Students will use the “Picture Identification” activity within the Language Builder app to call out the bingo prompt.
All over the news, we see stories about kids with autism and their iPads. Rookie reporters tout the devices as The Next Big Thing, even going so far as to refer to them as cures. I’m sure we would all agree that the touch screen tablets are amazing, for little and big kids alike. But where’s the research backing their use for educational purposes for our students? In one word, nonexistent. As a doctoral student at Montreal’s McGill University, I aim to change that.
The focus of my upcoming thesis is on developing a rigorous and research-based understanding of using iPads to teach children with autism spectrum disorder (ASD). I have been extremely fortunate to meet with the Stages Learning Materials staff, and receive their support to use the Language Builder Picture Cards and the newly created Language Builder from Stages app to test which method results in better and faster learning of receptive and expressive language.
These days nearly everyone knows a friend or family member who is touched by autism. Perhaps it’s your own child or your sister’s child.

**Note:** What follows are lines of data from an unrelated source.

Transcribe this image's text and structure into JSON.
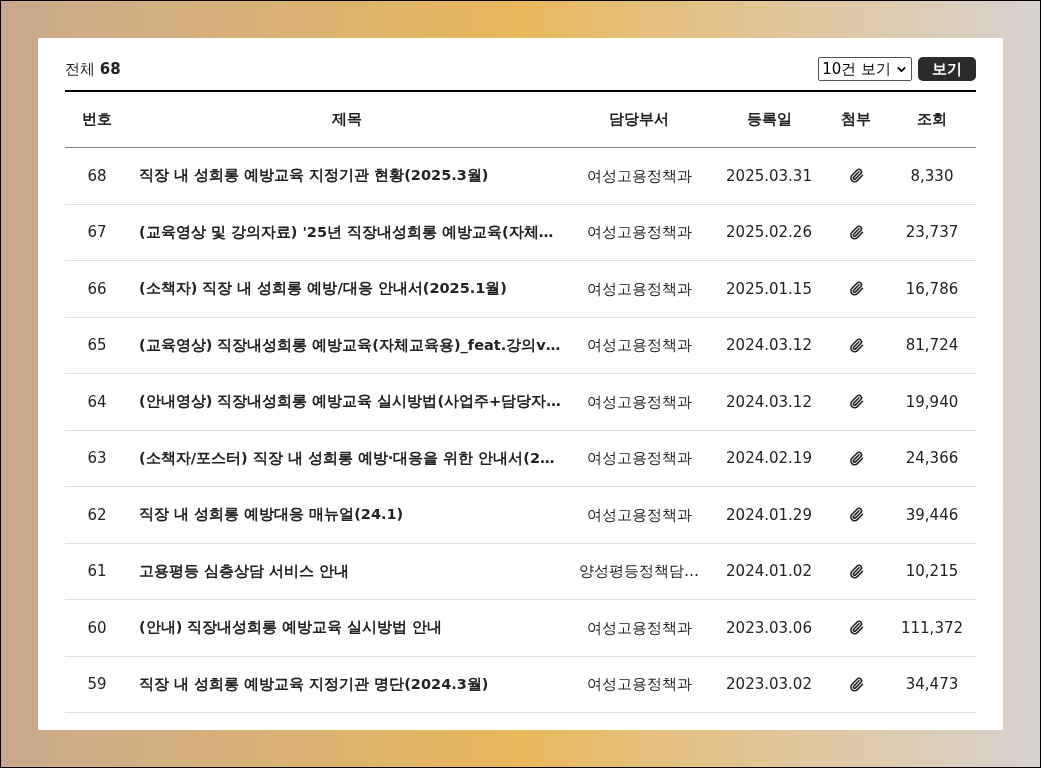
{
  "summary": {
    "label": "전체",
    "count": "68"
  },
  "page_size": {
    "value": "10건 보기"
  },
  "view_button": "보기",
  "table": {
    "columns": [
      "번호",
      "제목",
      "담당부서",
      "등록일",
      "첨부",
      "조회"
    ],
    "rows": [
      {
        "no": "68",
        "title": "직장 내 성희롱 예방교육 지정기관 현황(2025.3월)",
        "dept": "여성고용정책과",
        "date": "2025.03.31",
        "attached": true,
        "views": "8,330"
      },
      {
        "no": "67",
        "title": "(교육영상 및 강의자료) '25년 직장내성희롱 예방교육(자체…",
        "dept": "여성고용정책과",
        "date": "2025.02.26",
        "attached": true,
        "views": "23,737"
      },
      {
        "no": "66",
        "title": "(소책자) 직장 내 성희롱 예방/대응 안내서(2025.1월)",
        "dept": "여성고용정책과",
        "date": "2025.01.15",
        "attached": true,
        "views": "16,786"
      },
      {
        "no": "65",
        "title": "(교육영상) 직장내성희롱 예방교육(자체교육용)_feat.강의v…",
        "dept": "여성고용정책과",
        "date": "2024.03.12",
        "attached": true,
        "views": "81,724"
      },
      {
        "no": "64",
        "title": "(안내영상) 직장내성희롱 예방교육 실시방법(사업주+담당자…",
        "dept": "여성고용정책과",
        "date": "2024.03.12",
        "attached": true,
        "views": "19,940"
      },
      {
        "no": "63",
        "title": "(소책자/포스터) 직장 내 성희롱 예방·대응을 위한 안내서(2…",
        "dept": "여성고용정책과",
        "date": "2024.02.19",
        "attached": true,
        "views": "24,366"
      },
      {
        "no": "62",
        "title": "직장 내 성희롱 예방대응 매뉴얼(24.1)",
        "dept": "여성고용정책과",
        "date": "2024.01.29",
        "attached": true,
        "views": "39,446"
      },
      {
        "no": "61",
        "title": "고용평등 심층상담 서비스 안내",
        "dept": "양성평등정책담…",
        "date": "2024.01.02",
        "attached": true,
        "views": "10,215"
      },
      {
        "no": "60",
        "title": "(안내) 직장내성희롱 예방교육 실시방법 안내",
        "dept": "여성고용정책과",
        "date": "2023.03.06",
        "attached": true,
        "views": "111,372"
      },
      {
        "no": "59",
        "title": "직장 내 성희롱 예방교육 지정기관 명단(2024.3월)",
        "dept": "여성고용정책과",
        "date": "2023.03.02",
        "attached": true,
        "views": "34,473"
      }
    ]
  }
}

Perhaps it’s the child of your neighbor, your dentist, your mail carrier, or hair dresser.
With the holidays fast approaching, you may be asking yourself: are there any gifts for people on the autism spectrum that are both meaningful and appropriate?
When you first begin your one-on-one intensive teaching program with a child with autism or developmental delay, the environment is very structured. Often one child will sit alone at a table with one teacher or therapist. The teacher and student are just a few feet away from each other, to minimize the outside distraction.
Stages Learning Materials produces 13 flash card sets that are labeled on the reverse in 17 common languages (English, Spanish, French, German, Italian, Russian, Chinese simplified, Chinese traditional, Japanese, Korean, Vietnamese, Polish, Filipino, Portuguese, Greek, Thai, Arabic).
Si le preocupa que su hijo o hija pueda tener autismo, y no sabe a dónde acudir, es importante que usted sepa que no está solo(a). Hay muchos casos de autismo y hay personas que han pasado por situaciones similares, muchos de los cuales están dispuestos a ayudar. En muchos casos los padres no tenían ni idea al principio, pero escucharon a sus instintos y buscaron ayuda.